We all have this soul, this inner spark, this spiritual fire burning within us.  It is only a matter of kindling or rekindling it.

With that fire burning, we feel a closeness, a sense of God’s presence.  We feel more safe.

That does not mean that I think I will always be safe, that there is some supernatural protection that provides a physical wall that shields me from harm.

photo of Rabbi Lerner and Billy Dalwin Pre-Schoolers
Rabbi Lerner and Billy Dalwin Pre-Schoolers

But it does mean that I can close my eyes and feel God’s loving embrace.  It is there.  It is a spiritual security blanket.   And just like the terror attack or the plane crash that speeds up my heart, causing me to lose the connection to my inner flame, there is also the opposite.

There is the warmth of feeling God’s goodness, of connecting to God’s presence that can slow and calm us down.  We can hold both truths — there are terrible events in the world and there is knowing that we are safe.

That doesn’t mean we don’t learn from these events — I know that right now, more foreign airlines are implementing the U.S. policy of always having two people in the cockpit, but we do not need to let these events overwhelm us.

There is a divine flame within all of us and we should all work to kindle it so that it can bring more light into our lives and into the world.

About the Author
For the past seventeen years, David Lerner has served as the spiritual leader of Temple Emunah in historic Lexington, MA, where he is now the senior rabbi. He has served as the president of the Massachusetts Board of Rabbis and the Lexington Interfaith Clergy Association. He is one of the founders of Community Hevra Kadisha of Greater Boston, and Emunat HaLev: The Meditation and Mindfulness Institute of Temple Emunah.

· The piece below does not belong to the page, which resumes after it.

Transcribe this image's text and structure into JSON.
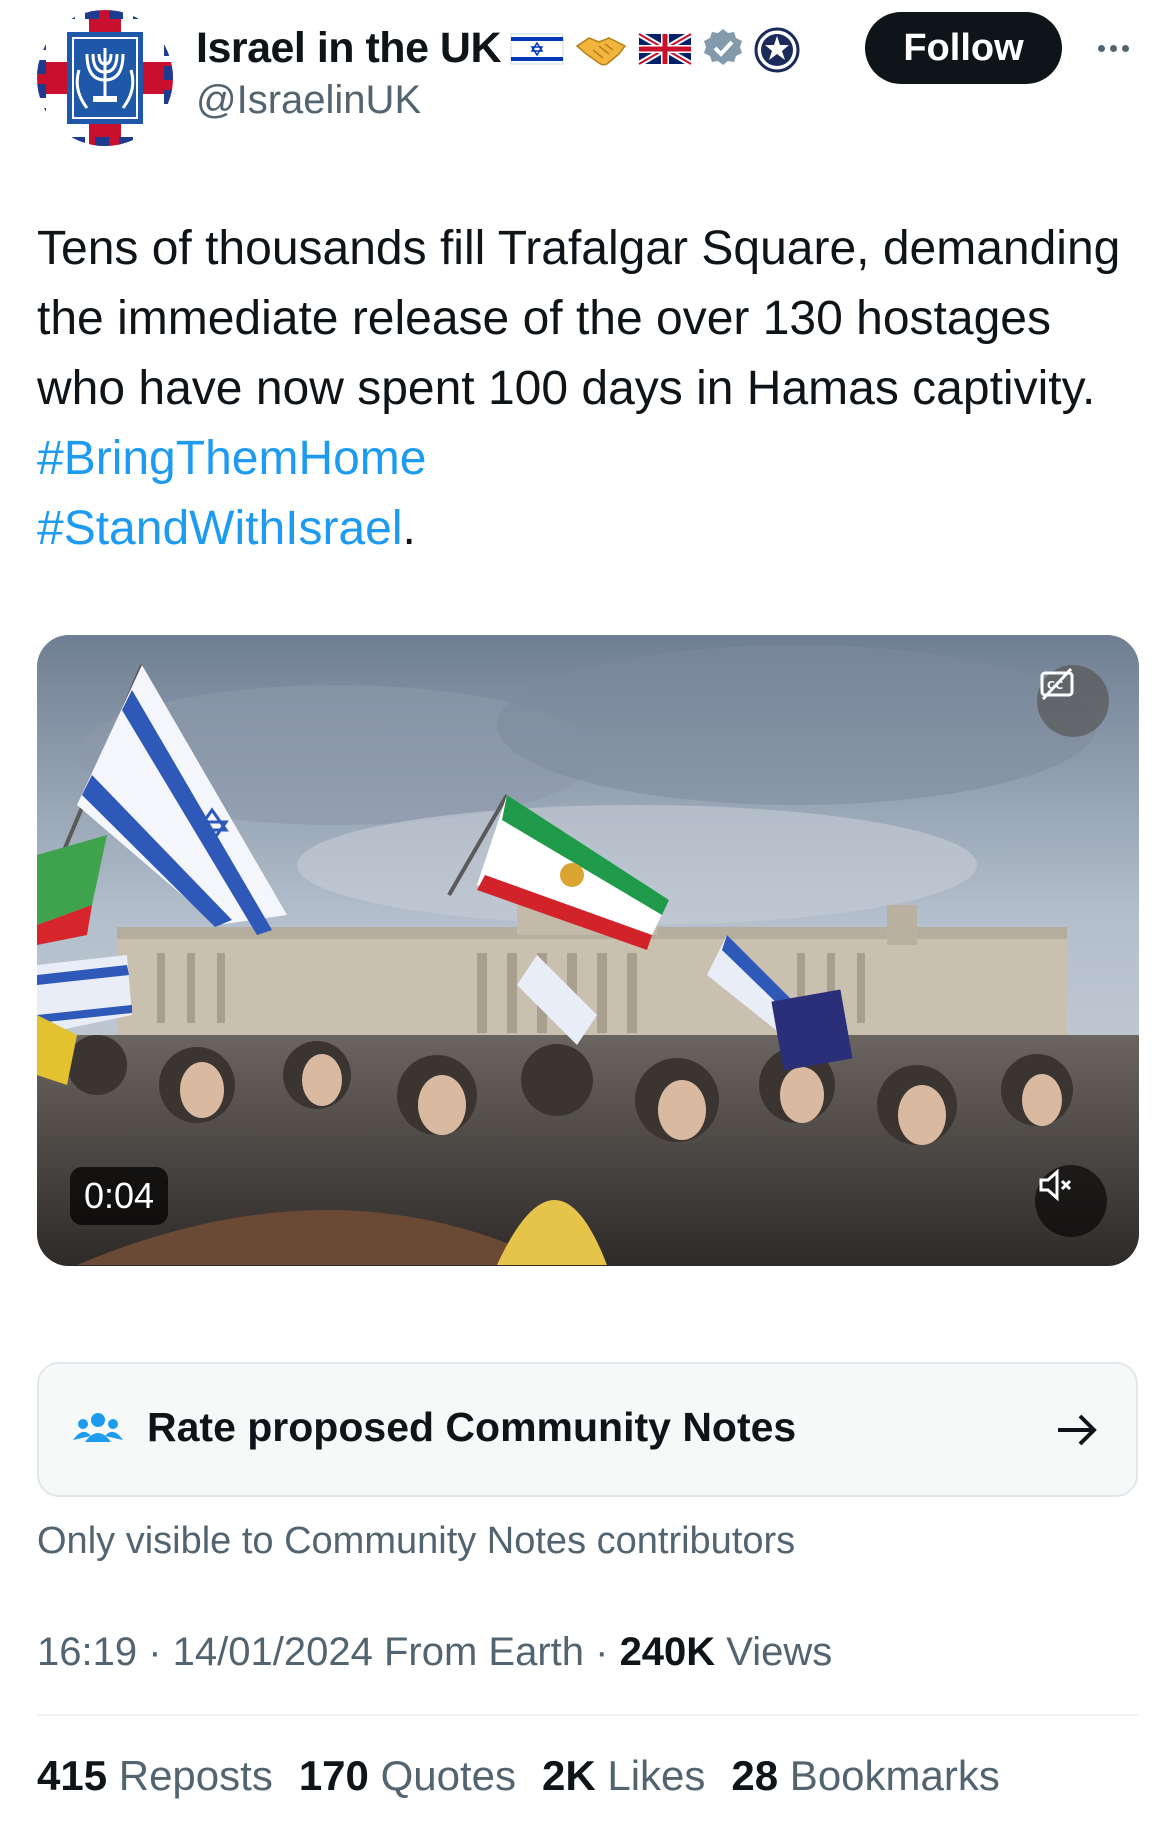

A graduate of Columbia College and ordained by the Jewish Theological Seminary where he was a Wexner Graduate Fellow, Rabbi Lerner brings to his community a unique blend of warmth, outreach, energetic teaching, intellectual rigor and caring for all ages.